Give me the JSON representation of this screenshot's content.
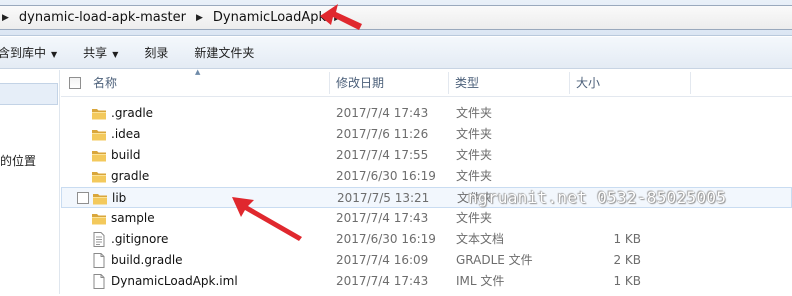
{
  "breadcrumb": {
    "items": [
      "dynamic-load-apk-master",
      "DynamicLoadApk"
    ]
  },
  "toolbar": {
    "include_in_library": "含到库中",
    "share": "共享",
    "burn": "刻录",
    "new_folder": "新建文件夹"
  },
  "nav": {
    "partial_label": "的位置"
  },
  "columns": {
    "name": "名称",
    "date": "修改日期",
    "type": "类型",
    "size": "大小"
  },
  "files": [
    {
      "name": ".gradle",
      "date": "2017/7/4 17:43",
      "type": "文件夹",
      "size": "",
      "icon": "folder-icon"
    },
    {
      "name": ".idea",
      "date": "2017/7/6 11:26",
      "type": "文件夹",
      "size": "",
      "icon": "folder-icon"
    },
    {
      "name": "build",
      "date": "2017/7/4 17:55",
      "type": "文件夹",
      "size": "",
      "icon": "folder-icon"
    },
    {
      "name": "gradle",
      "date": "2017/6/30 16:19",
      "type": "文件夹",
      "size": "",
      "icon": "folder-icon"
    },
    {
      "name": "lib",
      "date": "2017/7/5 13:21",
      "type": "文件夹",
      "size": "",
      "icon": "folder-icon"
    },
    {
      "name": "sample",
      "date": "2017/7/4 17:43",
      "type": "文件夹",
      "size": "",
      "icon": "folder-icon"
    },
    {
      "name": ".gitignore",
      "date": "2017/6/30 16:19",
      "type": "文本文档",
      "size": "1 KB",
      "icon": "text-file-icon"
    },
    {
      "name": "build.gradle",
      "date": "2017/7/4 16:09",
      "type": "GRADLE 文件",
      "size": "2 KB",
      "icon": "file-icon"
    },
    {
      "name": "DynamicLoadApk.iml",
      "date": "2017/7/4 17:43",
      "type": "IML 文件",
      "size": "1 KB",
      "icon": "file-icon"
    }
  ],
  "watermark": "ngruanit.net 0532-85025005",
  "colors": {
    "folder": "#e8b84a",
    "annotation_arrow": "#e0282e",
    "hover_bg": "#f2f7fd"
  }
}
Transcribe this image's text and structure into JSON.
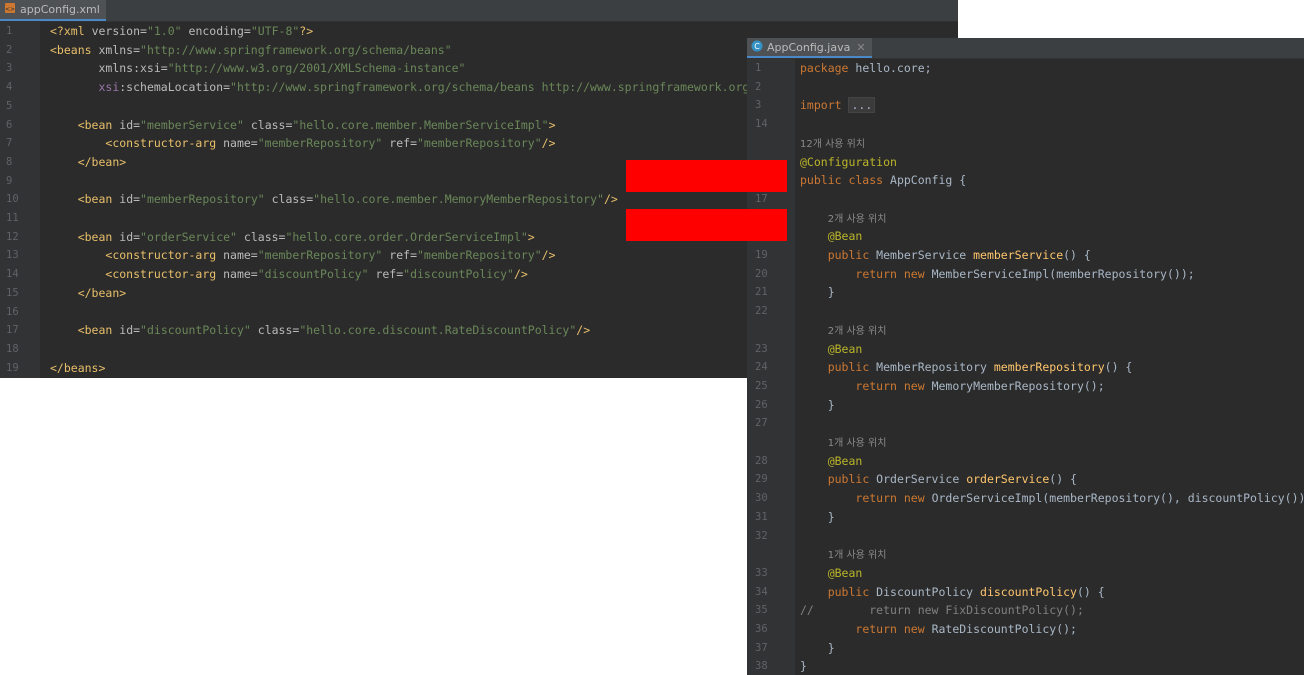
{
  "xml_editor": {
    "tab": {
      "label": "appConfig.xml",
      "icon": "xml-file-icon"
    },
    "lines": [
      {
        "n": "1",
        "html": "<span class=\"t-tag\">&lt;?xml</span> <span class=\"t-attr\">version=</span><span class=\"t-str\">\"1.0\"</span> <span class=\"t-attr\">encoding=</span><span class=\"t-str\">\"UTF-8\"</span><span class=\"t-tag\">?&gt;</span>"
      },
      {
        "n": "2",
        "html": "<span class=\"t-tag\">&lt;beans</span> <span class=\"t-attr\">xmlns=</span><span class=\"t-str\">\"http://www.springframework.org/schema/beans\"</span>"
      },
      {
        "n": "3",
        "html": "       <span class=\"t-attr\">xmlns:xsi=</span><span class=\"t-str\">\"http://www.w3.org/2001/XMLSchema-instance\"</span>"
      },
      {
        "n": "4",
        "html": "       <span class=\"t-ns\">xsi</span><span class=\"t-attr\">:schemaLocation=</span><span class=\"t-str\">\"http://www.springframework.org/schema/beans http://www.springframework.org/s</span>"
      },
      {
        "n": "5",
        "html": ""
      },
      {
        "n": "6",
        "html": "    <span class=\"t-tag\">&lt;bean</span> <span class=\"t-attr\">id=</span><span class=\"t-str\">\"memberService\"</span> <span class=\"t-attr\">class=</span><span class=\"t-str\">\"hello.core.member.MemberServiceImpl\"</span><span class=\"t-tag\">&gt;</span>"
      },
      {
        "n": "7",
        "html": "        <span class=\"t-tag\">&lt;constructor-arg</span> <span class=\"t-attr\">name=</span><span class=\"t-str\">\"memberRepository\"</span> <span class=\"t-attr\">ref=</span><span class=\"t-str\">\"memberRepository\"</span><span class=\"t-tag\">/&gt;</span>"
      },
      {
        "n": "8",
        "html": "    <span class=\"t-tag\">&lt;/bean&gt;</span>"
      },
      {
        "n": "9",
        "html": ""
      },
      {
        "n": "10",
        "html": "    <span class=\"t-tag\">&lt;bean</span> <span class=\"t-attr\">id=</span><span class=\"t-str\">\"memberRepository\"</span> <span class=\"t-attr\">class=</span><span class=\"t-str\">\"hello.core.member.MemoryMemberRepository\"</span><span class=\"t-tag\">/&gt;</span>"
      },
      {
        "n": "11",
        "html": ""
      },
      {
        "n": "12",
        "html": "    <span class=\"t-tag\">&lt;bean</span> <span class=\"t-attr\">id=</span><span class=\"t-str\">\"orderService\"</span> <span class=\"t-attr\">class=</span><span class=\"t-str\">\"hello.core.order.OrderServiceImpl\"</span><span class=\"t-tag\">&gt;</span>"
      },
      {
        "n": "13",
        "html": "        <span class=\"t-tag\">&lt;constructor-arg</span> <span class=\"t-attr\">name=</span><span class=\"t-str\">\"memberRepository\"</span> <span class=\"t-attr\">ref=</span><span class=\"t-str\">\"memberRepository\"</span><span class=\"t-tag\">/&gt;</span>"
      },
      {
        "n": "14",
        "html": "        <span class=\"t-tag\">&lt;constructor-arg</span> <span class=\"t-attr\">name=</span><span class=\"t-str\">\"discountPolicy\"</span> <span class=\"t-attr\">ref=</span><span class=\"t-str\">\"discountPolicy\"</span><span class=\"t-tag\">/&gt;</span>"
      },
      {
        "n": "15",
        "html": "    <span class=\"t-tag\">&lt;/bean&gt;</span>"
      },
      {
        "n": "16",
        "html": ""
      },
      {
        "n": "17",
        "html": "    <span class=\"t-tag\">&lt;bean</span> <span class=\"t-attr\">id=</span><span class=\"t-str\">\"discountPolicy\"</span> <span class=\"t-attr\">class=</span><span class=\"t-str\">\"hello.core.discount.RateDiscountPolicy\"</span><span class=\"t-tag\">/&gt;</span>"
      },
      {
        "n": "18",
        "html": ""
      },
      {
        "n": "19",
        "html": "<span class=\"t-tag\">&lt;/beans&gt;</span>"
      }
    ]
  },
  "java_editor": {
    "tab": {
      "label": "AppConfig.java",
      "icon": "java-class-icon"
    },
    "lines": [
      {
        "n": "1",
        "html": "<span class=\"t-kw\">package</span> hello.core;"
      },
      {
        "n": "2",
        "html": ""
      },
      {
        "n": "3",
        "html": "<span class=\"t-kw\">import</span> <span class=\"t-fold-box\">...</span>"
      },
      {
        "n": "14",
        "html": ""
      },
      {
        "n": "",
        "html": "<span class=\"hint\">12개 사용 위치</span>"
      },
      {
        "n": "",
        "html": "<span class=\"t-ann\">@Configuration</span>"
      },
      {
        "n": "",
        "html": "<span class=\"t-kw\">public class</span> AppConfig {"
      },
      {
        "n": "17",
        "html": ""
      },
      {
        "n": "",
        "html": "    <span class=\"hint\">2개 사용 위치</span>"
      },
      {
        "n": "",
        "html": "    <span class=\"t-ann\">@Bean</span>"
      },
      {
        "n": "19",
        "html": "    <span class=\"t-kw\">public</span> MemberService <span class=\"t-fn\">memberService</span>() {"
      },
      {
        "n": "20",
        "html": "        <span class=\"t-kw\">return new</span> MemberServiceImpl(memberRepository());"
      },
      {
        "n": "21",
        "html": "    }"
      },
      {
        "n": "22",
        "html": ""
      },
      {
        "n": "",
        "html": "    <span class=\"hint\">2개 사용 위치</span>"
      },
      {
        "n": "23",
        "html": "    <span class=\"t-ann\">@Bean</span>"
      },
      {
        "n": "24",
        "html": "    <span class=\"t-kw\">public</span> MemberRepository <span class=\"t-fn\">memberRepository</span>() {"
      },
      {
        "n": "25",
        "html": "        <span class=\"t-kw\">return new</span> MemoryMemberRepository();"
      },
      {
        "n": "26",
        "html": "    }"
      },
      {
        "n": "27",
        "html": ""
      },
      {
        "n": "",
        "html": "    <span class=\"hint\">1개 사용 위치</span>"
      },
      {
        "n": "28",
        "html": "    <span class=\"t-ann\">@Bean</span>"
      },
      {
        "n": "29",
        "html": "    <span class=\"t-kw\">public</span> OrderService <span class=\"t-fn\">orderService</span>() {"
      },
      {
        "n": "30",
        "html": "        <span class=\"t-kw\">return new</span> OrderServiceImpl(memberRepository(), discountPolicy());"
      },
      {
        "n": "31",
        "html": "    }"
      },
      {
        "n": "32",
        "html": ""
      },
      {
        "n": "",
        "html": "    <span class=\"hint\">1개 사용 위치</span>"
      },
      {
        "n": "33",
        "html": "    <span class=\"t-ann\">@Bean</span>"
      },
      {
        "n": "34",
        "html": "    <span class=\"t-kw\">public</span> DiscountPolicy <span class=\"t-fn\">discountPolicy</span>() {"
      },
      {
        "n": "35",
        "html": "<span class=\"t-cm\">//        return new FixDiscountPolicy();</span>"
      },
      {
        "n": "36",
        "html": "        <span class=\"t-kw\">return new</span> RateDiscountPolicy();"
      },
      {
        "n": "37",
        "html": "    }"
      },
      {
        "n": "38",
        "html": "}"
      }
    ]
  },
  "overlay": {
    "color": "#ff0000"
  }
}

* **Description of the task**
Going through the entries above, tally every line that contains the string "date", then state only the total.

* **Response**
10